Launch a fundraising effort on a site like GoFundMe, where people sympathetic to your cause can make small donations that add up in a big way.
Image-based social media platform Pinterest has an amazing collection of ideas, layouts, designs and experiments dedicated to the alternative classroom. You don’t even need an account, just head on over and be inspired.
The alternative classroom movement is picking up steam, and donors who understand and appreciate the plight of innovative and brilliant, yet underfunded teachers are willing to open their wallets. Here are a few places to seek the means to make your alternative classroom a reality.
Kids in Need donates school supplies to underserved children.
Teachers across America post projects on Donors Choose, which donors may then choose, as the name implies, to fund if they like what the teacher is planning.
Adopt a Classroom uses donations to help K-12 teachers offset some of the $600 they spend out-of-pocket on average every year for classroom supplies.
Breanne Monahan is the co-owner and administrator of a Montessori school in Portland, Ore. called Peace Tree. Named after the Italian educator and physician who developed the alternative education model, Montessori encourages self-directed learning. The tips, tricks and techniques Monahan has developed through designing and working in alternative classrooms, however, are not exclusive to Montessori schools or teachers.
Long rows of desks don’t appeal to Monahan, who instead prefers to encourage students to move around the room between themed stations.
“There aren’t separate desks that students sit in,” Monahan said. “There are individual tables and groups of tables scattered throughout the room.”
Monahan explained that one of the hallmarks of Montessori education are shelves that line the classroom or divide it in creative ways.
“This is where materials are placed for the kids to access,” she said. “They’re community, child-sized shelves in two or three layers. Every kid can access every part of it.”
The shelves, she explained, are categorized into different developmental themes or subjects.

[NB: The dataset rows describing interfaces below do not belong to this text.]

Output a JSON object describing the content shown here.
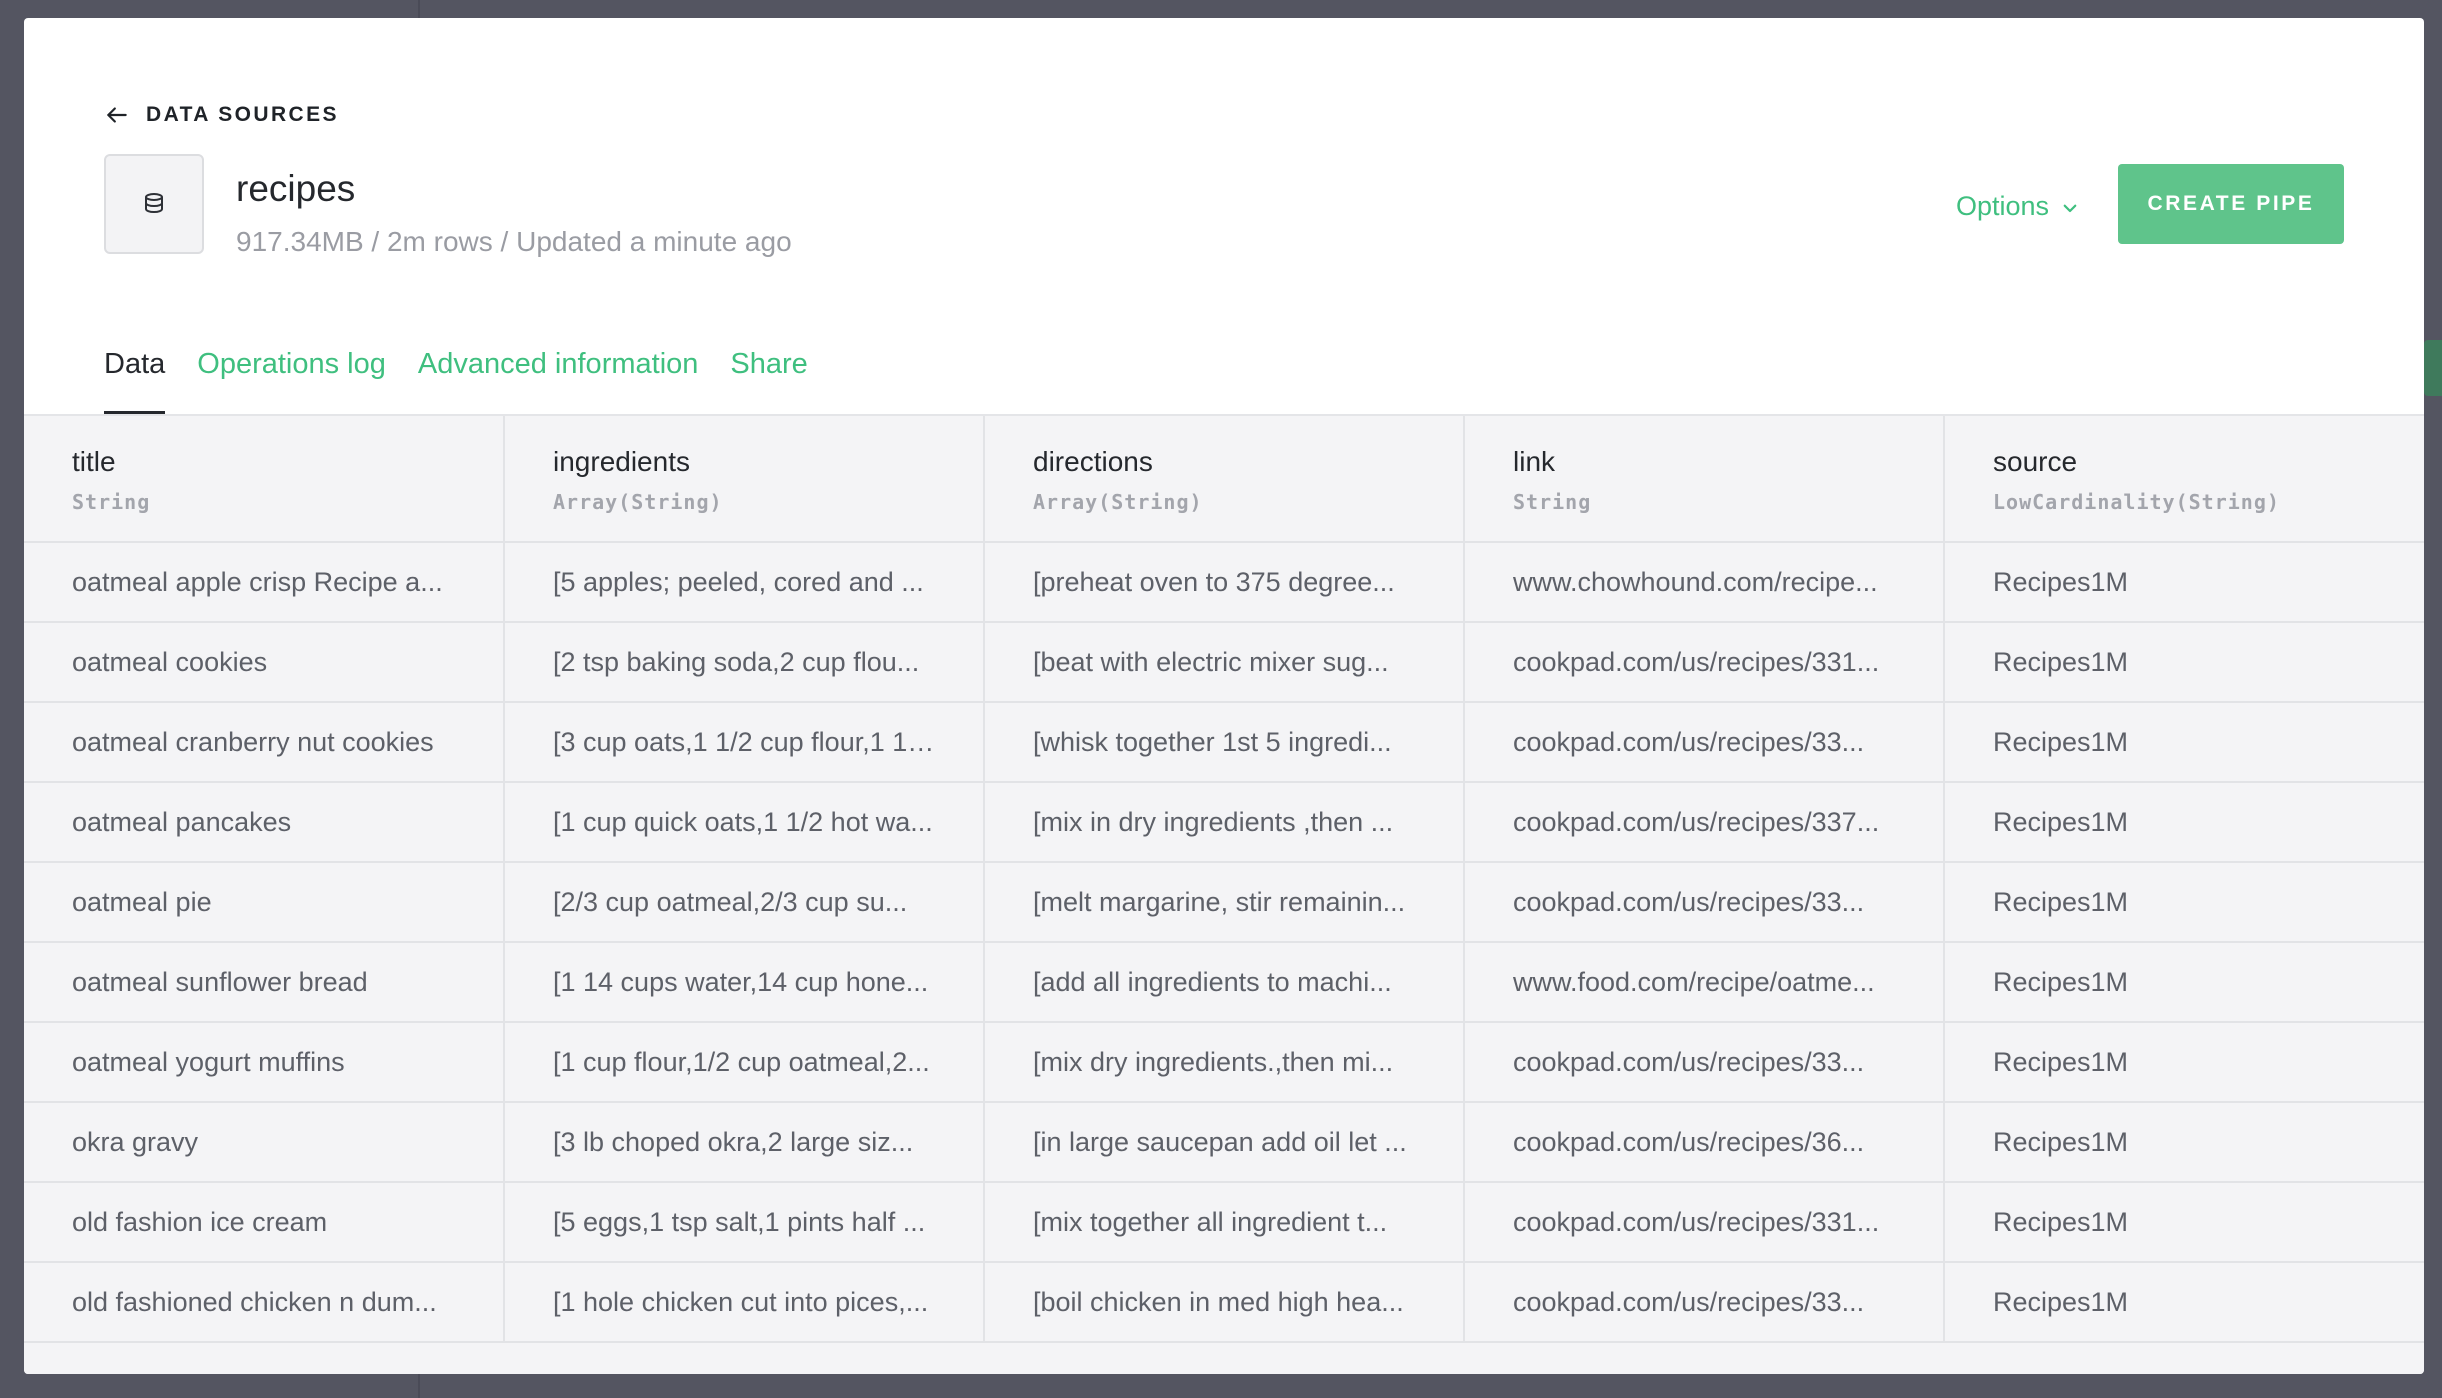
{
  "header": {
    "back_label": "DATA SOURCES",
    "title": "recipes",
    "meta": "917.34MB / 2m rows / Updated a minute ago",
    "options_label": "Options",
    "create_pipe_label": "CREATE PIPE"
  },
  "tabs": [
    {
      "label": "Data",
      "active": true
    },
    {
      "label": "Operations log",
      "active": false
    },
    {
      "label": "Advanced information",
      "active": false
    },
    {
      "label": "Share",
      "active": false
    }
  ],
  "table": {
    "columns": [
      {
        "name": "title",
        "type": "String"
      },
      {
        "name": "ingredients",
        "type": "Array(String)"
      },
      {
        "name": "directions",
        "type": "Array(String)"
      },
      {
        "name": "link",
        "type": "String"
      },
      {
        "name": "source",
        "type": "LowCardinality(String)"
      }
    ],
    "rows": [
      [
        "oatmeal apple crisp Recipe a...",
        "[5 apples; peeled, cored and ...",
        "[preheat oven to 375 degree...",
        "www.chowhound.com/recipe...",
        "Recipes1M"
      ],
      [
        "oatmeal cookies",
        "[2 tsp baking soda,2 cup flou...",
        "[beat with electric mixer sug...",
        "cookpad.com/us/recipes/331...",
        "Recipes1M"
      ],
      [
        "oatmeal cranberry nut cookies",
        "[3 cup oats,1 1/2 cup flour,1 1/...",
        "[whisk together 1st 5 ingredi...",
        "cookpad.com/us/recipes/33...",
        "Recipes1M"
      ],
      [
        "oatmeal pancakes",
        "[1 cup quick oats,1 1/2 hot wa...",
        "[mix in dry ingredients ,then ...",
        "cookpad.com/us/recipes/337...",
        "Recipes1M"
      ],
      [
        "oatmeal pie",
        "[2/3 cup oatmeal,2/3 cup su...",
        "[melt margarine, stir remainin...",
        "cookpad.com/us/recipes/33...",
        "Recipes1M"
      ],
      [
        "oatmeal sunflower bread",
        "[1 14 cups water,14 cup hone...",
        "[add all ingredients to machi...",
        "www.food.com/recipe/oatme...",
        "Recipes1M"
      ],
      [
        "oatmeal yogurt muffins",
        "[1 cup flour,1/2 cup oatmeal,2...",
        "[mix dry ingredients.,then mi...",
        "cookpad.com/us/recipes/33...",
        "Recipes1M"
      ],
      [
        "okra gravy",
        "[3 lb choped okra,2 large siz...",
        "[in large saucepan add oil let ...",
        "cookpad.com/us/recipes/36...",
        "Recipes1M"
      ],
      [
        "old fashion ice cream",
        "[5 eggs,1 tsp salt,1 pints half ...",
        "[mix together all ingredient t...",
        "cookpad.com/us/recipes/331...",
        "Recipes1M"
      ],
      [
        "old fashioned chicken n dum...",
        "[1 hole chicken cut into pices,...",
        "[boil chicken in med high hea...",
        "cookpad.com/us/recipes/33...",
        "Recipes1M"
      ]
    ]
  },
  "colors": {
    "accent": "#3fbf7f",
    "button_bg": "#5fc48b",
    "text_primary": "#25282d",
    "text_muted": "#9a9ca3"
  },
  "icons": {
    "back": "arrow-left-icon",
    "datasource": "database-icon",
    "options": "chevron-down-icon"
  }
}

“You might have a grouping of shelves for geography materials, one for math materials, language, science and maybe a reading corner,” Monahan said. “The children can access any shelf they would like. There’s no particular space that a child has to be. They’re not assigned any particular space at all. They’ll usually work at the table in closest proximity to the shelf where they got their materials. But if there’s a table across the room where they want to work, they can work there — any space that’s available.”
A lot of the classroom action takes place on tables in Monahan’s school — but plenty of work is also done at the ground level.
“Children often work on the floor, so we have work mats that children take out on their own to define their workspace,” Monahan said. “There’s a variety of sizes depending on the work that they’re doing.”
Not quite exercise or yoga mats, Monahan described the floor mats sort of like cloth placemats that you’d expect to find on a dinner table, only much bigger.
“It’s just a nice, rug that they can choose from a basket. Take a rug, find you space and put it down there.”
This kind of independence and free choice serves two purposes.
“First, this setup lets the children define their space,” Monahan said. “But it also defines individual space for the other children who are taught to walk around them instead of over them, and how to respect the work space of others.”
In the middle of it all is an anchor point — often just a specific rug dedicated to that space — where the entire class of children gather when prompted or scheduled, sometimes for an all-involved instruction session or just to regroup.
“These gathering can happen organically, or sometimes a gathering is scheduled, like before we go outside or before lunchtime,” Monahan said.